DATA PROVIDED:
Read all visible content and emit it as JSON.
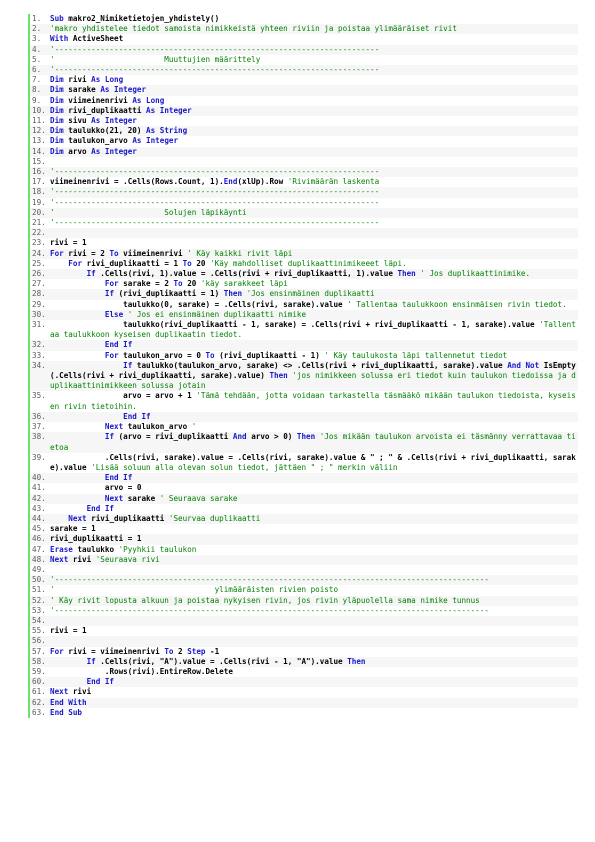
{
  "colors": {
    "keyword": "#1717c8",
    "comment": "#008200",
    "gutter": "#6ce26c",
    "alt_row": "#f6f6f6"
  },
  "lines": [
    {
      "n": "1.",
      "spans": [
        {
          "t": "kw",
          "v": "Sub "
        },
        {
          "t": "bd",
          "v": "makro2_Nimiketietojen_yhdistely()"
        }
      ]
    },
    {
      "n": "2.",
      "spans": [
        {
          "t": "cm",
          "v": "'makro yhdistelee tiedot samoista nimikkeistä yhteen riviin ja poistaa ylimääräiset rivit"
        }
      ]
    },
    {
      "n": "3.",
      "spans": [
        {
          "t": "kw",
          "v": "With "
        },
        {
          "t": "bd",
          "v": "ActiveSheet"
        }
      ]
    },
    {
      "n": "4.",
      "spans": [
        {
          "t": "cm",
          "v": "'-----------------------------------------------------------------------"
        }
      ]
    },
    {
      "n": "5.",
      "spans": [
        {
          "t": "cm",
          "v": "'                        Muuttujien määrittely"
        }
      ]
    },
    {
      "n": "6.",
      "spans": [
        {
          "t": "cm",
          "v": "'-----------------------------------------------------------------------"
        }
      ]
    },
    {
      "n": "7.",
      "spans": [
        {
          "t": "kw",
          "v": "Dim "
        },
        {
          "t": "bd",
          "v": "rivi "
        },
        {
          "t": "kw",
          "v": "As Long"
        }
      ]
    },
    {
      "n": "8.",
      "spans": [
        {
          "t": "kw",
          "v": "Dim "
        },
        {
          "t": "bd",
          "v": "sarake "
        },
        {
          "t": "kw",
          "v": "As Integer"
        }
      ]
    },
    {
      "n": "9.",
      "spans": [
        {
          "t": "kw",
          "v": "Dim "
        },
        {
          "t": "bd",
          "v": "viimeinenrivi "
        },
        {
          "t": "kw",
          "v": "As Long"
        }
      ]
    },
    {
      "n": "10.",
      "spans": [
        {
          "t": "kw",
          "v": "Dim "
        },
        {
          "t": "bd",
          "v": "rivi_duplikaatti "
        },
        {
          "t": "kw",
          "v": "As Integer"
        }
      ]
    },
    {
      "n": "11.",
      "spans": [
        {
          "t": "kw",
          "v": "Dim "
        },
        {
          "t": "bd",
          "v": "sivu "
        },
        {
          "t": "kw",
          "v": "As Integer"
        }
      ]
    },
    {
      "n": "12.",
      "spans": [
        {
          "t": "kw",
          "v": "Dim "
        },
        {
          "t": "bd",
          "v": "taulukko(21, 20) "
        },
        {
          "t": "kw",
          "v": "As String"
        }
      ]
    },
    {
      "n": "13.",
      "spans": [
        {
          "t": "kw",
          "v": "Dim "
        },
        {
          "t": "bd",
          "v": "taulukon_arvo "
        },
        {
          "t": "kw",
          "v": "As Integer"
        }
      ]
    },
    {
      "n": "14.",
      "spans": [
        {
          "t": "kw",
          "v": "Dim "
        },
        {
          "t": "bd",
          "v": "arvo "
        },
        {
          "t": "kw",
          "v": "As Integer"
        }
      ]
    },
    {
      "n": "15.",
      "spans": []
    },
    {
      "n": "16.",
      "spans": [
        {
          "t": "cm",
          "v": "'-----------------------------------------------------------------------"
        }
      ]
    },
    {
      "n": "17.",
      "spans": [
        {
          "t": "bd",
          "v": "viimeinenrivi = .Cells(Rows.Count, 1)."
        },
        {
          "t": "kw",
          "v": "End"
        },
        {
          "t": "bd",
          "v": "(xlUp).Row "
        },
        {
          "t": "cm",
          "v": "'Rivimäärän laskenta"
        }
      ]
    },
    {
      "n": "18.",
      "spans": [
        {
          "t": "cm",
          "v": "'-----------------------------------------------------------------------"
        }
      ]
    },
    {
      "n": "19.",
      "spans": [
        {
          "t": "cm",
          "v": "'-----------------------------------------------------------------------"
        }
      ]
    },
    {
      "n": "20.",
      "spans": [
        {
          "t": "cm",
          "v": "'                        Solujen läpikäynti"
        }
      ]
    },
    {
      "n": "21.",
      "spans": [
        {
          "t": "cm",
          "v": "'-----------------------------------------------------------------------"
        }
      ]
    },
    {
      "n": "22.",
      "spans": []
    },
    {
      "n": "23.",
      "spans": [
        {
          "t": "bd",
          "v": "rivi = 1"
        }
      ]
    },
    {
      "n": "24.",
      "spans": [
        {
          "t": "kw",
          "v": "For "
        },
        {
          "t": "bd",
          "v": "rivi = 2 "
        },
        {
          "t": "kw",
          "v": "To "
        },
        {
          "t": "bd",
          "v": "viimeinenrivi "
        },
        {
          "t": "cm",
          "v": "' Käy kaikki rivit läpi"
        }
      ]
    },
    {
      "n": "25.",
      "spans": [
        {
          "t": "kw",
          "v": "    For "
        },
        {
          "t": "bd",
          "v": "rivi_duplikaatti = 1 "
        },
        {
          "t": "kw",
          "v": "To "
        },
        {
          "t": "bd",
          "v": "20 "
        },
        {
          "t": "cm",
          "v": "'Käy mahdolliset duplikaattinimikeeet läpi."
        }
      ]
    },
    {
      "n": "26.",
      "spans": [
        {
          "t": "kw",
          "v": "        If "
        },
        {
          "t": "bd",
          "v": ".Cells(rivi, 1).value = .Cells(rivi + rivi_duplikaatti, 1).value "
        },
        {
          "t": "kw",
          "v": "Then "
        },
        {
          "t": "cm",
          "v": "' Jos duplikaattinimike."
        }
      ]
    },
    {
      "n": "27.",
      "spans": [
        {
          "t": "kw",
          "v": "            For "
        },
        {
          "t": "bd",
          "v": "sarake = 2 "
        },
        {
          "t": "kw",
          "v": "To "
        },
        {
          "t": "bd",
          "v": "20 "
        },
        {
          "t": "cm",
          "v": "'käy sarakkeet läpi"
        }
      ]
    },
    {
      "n": "28.",
      "spans": [
        {
          "t": "kw",
          "v": "            If "
        },
        {
          "t": "bd",
          "v": "(rivi_duplikaatti = 1) "
        },
        {
          "t": "kw",
          "v": "Then "
        },
        {
          "t": "cm",
          "v": "'Jos ensinmäinen duplikaatti"
        }
      ]
    },
    {
      "n": "29.",
      "spans": [
        {
          "t": "bd",
          "v": "                taulukko(0, sarake) = .Cells(rivi, sarake).value "
        },
        {
          "t": "cm",
          "v": "' Tallentaa taulukkoon ensinmäisen rivin tiedot."
        }
      ]
    },
    {
      "n": "30.",
      "spans": [
        {
          "t": "kw",
          "v": "            Else "
        },
        {
          "t": "cm",
          "v": "' Jos ei ensinmäinen duplikaatti nimike"
        }
      ]
    },
    {
      "n": "31.",
      "spans": [
        {
          "t": "bd",
          "v": "                taulukko(rivi_duplikaatti - 1, sarake) = .Cells(rivi + rivi_duplikaatti - 1, sarake).value "
        },
        {
          "t": "cm",
          "v": "'Tallentaa taulukkoon kyseisen duplikaatin tiedot."
        }
      ]
    },
    {
      "n": "32.",
      "spans": [
        {
          "t": "kw",
          "v": "            End If"
        }
      ]
    },
    {
      "n": "33.",
      "spans": [
        {
          "t": "kw",
          "v": "            For "
        },
        {
          "t": "bd",
          "v": "taulukon_arvo = 0 "
        },
        {
          "t": "kw",
          "v": "To "
        },
        {
          "t": "bd",
          "v": "(rivi_duplikaatti - 1) "
        },
        {
          "t": "cm",
          "v": "' Käy taulukosta läpi tallennetut tiedot"
        }
      ]
    },
    {
      "n": "34.",
      "spans": [
        {
          "t": "kw",
          "v": "                If "
        },
        {
          "t": "bd",
          "v": "taulukko(taulukon_arvo, sarake) <> .Cells(rivi + rivi_duplikaatti, sarake).value "
        },
        {
          "t": "kw",
          "v": "And Not "
        },
        {
          "t": "bd",
          "v": "IsEmpty(.Cells(rivi + rivi_duplikaatti, sarake).value) "
        },
        {
          "t": "kw",
          "v": "Then "
        },
        {
          "t": "cm",
          "v": "'jos nimikkeen solussa eri tiedot kuin taulukon tiedoissa ja duplikaattinimikkeen solussa jotain"
        }
      ]
    },
    {
      "n": "35.",
      "spans": [
        {
          "t": "bd",
          "v": "                arvo = arvo + 1 "
        },
        {
          "t": "cm",
          "v": "'Tämä tehdään, jotta voidaan tarkastella täsmääkö mikään taulukon tiedoista, kyseisen rivin tietoihin."
        }
      ]
    },
    {
      "n": "36.",
      "spans": [
        {
          "t": "kw",
          "v": "                End If"
        }
      ]
    },
    {
      "n": "37.",
      "spans": [
        {
          "t": "kw",
          "v": "            Next "
        },
        {
          "t": "bd",
          "v": "taulukon_arvo "
        },
        {
          "t": "cm",
          "v": "'"
        }
      ]
    },
    {
      "n": "38.",
      "spans": [
        {
          "t": "kw",
          "v": "            If "
        },
        {
          "t": "bd",
          "v": "(arvo = rivi_duplikaatti "
        },
        {
          "t": "kw",
          "v": "And "
        },
        {
          "t": "bd",
          "v": "arvo > 0) "
        },
        {
          "t": "kw",
          "v": "Then "
        },
        {
          "t": "cm",
          "v": "'Jos mikään taulukon arvoista ei täsmänny verrattavaa tietoa"
        }
      ]
    },
    {
      "n": "39.",
      "spans": [
        {
          "t": "bd",
          "v": "            .Cells(rivi, sarake).value = .Cells(rivi, sarake).value & \" ; \" & .Cells(rivi + rivi_duplikaatti, sarake).value "
        },
        {
          "t": "cm",
          "v": "'Lisää soluun alla olevan solun tiedot, jättäen \" ; \" merkin väliin"
        }
      ]
    },
    {
      "n": "40.",
      "spans": [
        {
          "t": "kw",
          "v": "            End If"
        }
      ]
    },
    {
      "n": "41.",
      "spans": [
        {
          "t": "bd",
          "v": "            arvo = 0"
        }
      ]
    },
    {
      "n": "42.",
      "spans": [
        {
          "t": "kw",
          "v": "            Next "
        },
        {
          "t": "bd",
          "v": "sarake "
        },
        {
          "t": "cm",
          "v": "' Seuraava sarake"
        }
      ]
    },
    {
      "n": "43.",
      "spans": [
        {
          "t": "kw",
          "v": "        End If"
        }
      ]
    },
    {
      "n": "44.",
      "spans": [
        {
          "t": "kw",
          "v": "    Next "
        },
        {
          "t": "bd",
          "v": "rivi_duplikaatti "
        },
        {
          "t": "cm",
          "v": "'Seurvaa duplikaatti"
        }
      ]
    },
    {
      "n": "45.",
      "spans": [
        {
          "t": "bd",
          "v": "sarake = 1"
        }
      ]
    },
    {
      "n": "46.",
      "spans": [
        {
          "t": "bd",
          "v": "rivi_duplikaatti = 1"
        }
      ]
    },
    {
      "n": "47.",
      "spans": [
        {
          "t": "kw",
          "v": "Erase "
        },
        {
          "t": "bd",
          "v": "taulukko "
        },
        {
          "t": "cm",
          "v": "'Pyyhkii taulukon"
        }
      ]
    },
    {
      "n": "48.",
      "spans": [
        {
          "t": "kw",
          "v": "Next "
        },
        {
          "t": "bd",
          "v": "rivi "
        },
        {
          "t": "cm",
          "v": "'Seuraava rivi"
        }
      ]
    },
    {
      "n": "49.",
      "spans": []
    },
    {
      "n": "50.",
      "spans": [
        {
          "t": "cm",
          "v": "'-----------------------------------------------------------------------------------------------"
        }
      ]
    },
    {
      "n": "51.",
      "spans": [
        {
          "t": "cm",
          "v": "'                                   ylimääräisten rivien poisto"
        }
      ]
    },
    {
      "n": "52.",
      "spans": [
        {
          "t": "cm",
          "v": "' Käy rivit lopusta alkuun ja poistaa nykyisen rivin, jos rivin yläpuolella sama nimike tunnus"
        }
      ]
    },
    {
      "n": "53.",
      "spans": [
        {
          "t": "cm",
          "v": "'-----------------------------------------------------------------------------------------------"
        }
      ]
    },
    {
      "n": "54.",
      "spans": []
    },
    {
      "n": "55.",
      "spans": [
        {
          "t": "bd",
          "v": "rivi = 1"
        }
      ]
    },
    {
      "n": "56.",
      "spans": []
    },
    {
      "n": "57.",
      "spans": [
        {
          "t": "kw",
          "v": "For "
        },
        {
          "t": "bd",
          "v": "rivi = viimeinenrivi "
        },
        {
          "t": "kw",
          "v": "To "
        },
        {
          "t": "bd",
          "v": "2 "
        },
        {
          "t": "kw",
          "v": "Step "
        },
        {
          "t": "bd",
          "v": "-1"
        }
      ]
    },
    {
      "n": "58.",
      "spans": [
        {
          "t": "kw",
          "v": "        If "
        },
        {
          "t": "bd",
          "v": ".Cells(rivi, \"A\").value = .Cells(rivi - 1, \"A\").value "
        },
        {
          "t": "kw",
          "v": "Then"
        }
      ]
    },
    {
      "n": "59.",
      "spans": [
        {
          "t": "bd",
          "v": "            .Rows(rivi).EntireRow.Delete"
        }
      ]
    },
    {
      "n": "60.",
      "spans": [
        {
          "t": "kw",
          "v": "        End If"
        }
      ]
    },
    {
      "n": "61.",
      "spans": [
        {
          "t": "kw",
          "v": "Next "
        },
        {
          "t": "bd",
          "v": "rivi"
        }
      ]
    },
    {
      "n": "62.",
      "spans": [
        {
          "t": "kw",
          "v": "End With"
        }
      ]
    },
    {
      "n": "63.",
      "spans": [
        {
          "t": "kw",
          "v": "End Sub"
        }
      ]
    }
  ]
}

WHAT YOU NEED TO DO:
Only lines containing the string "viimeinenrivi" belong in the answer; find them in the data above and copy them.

SOLUTION FOR THIS PROBLEM:
          "v": "viimeinenrivi "
          "v": "viimeinenrivi = .Cells(Rows.Count, 1)."
          "v": "viimeinenrivi "
          "v": "rivi = viimeinenrivi "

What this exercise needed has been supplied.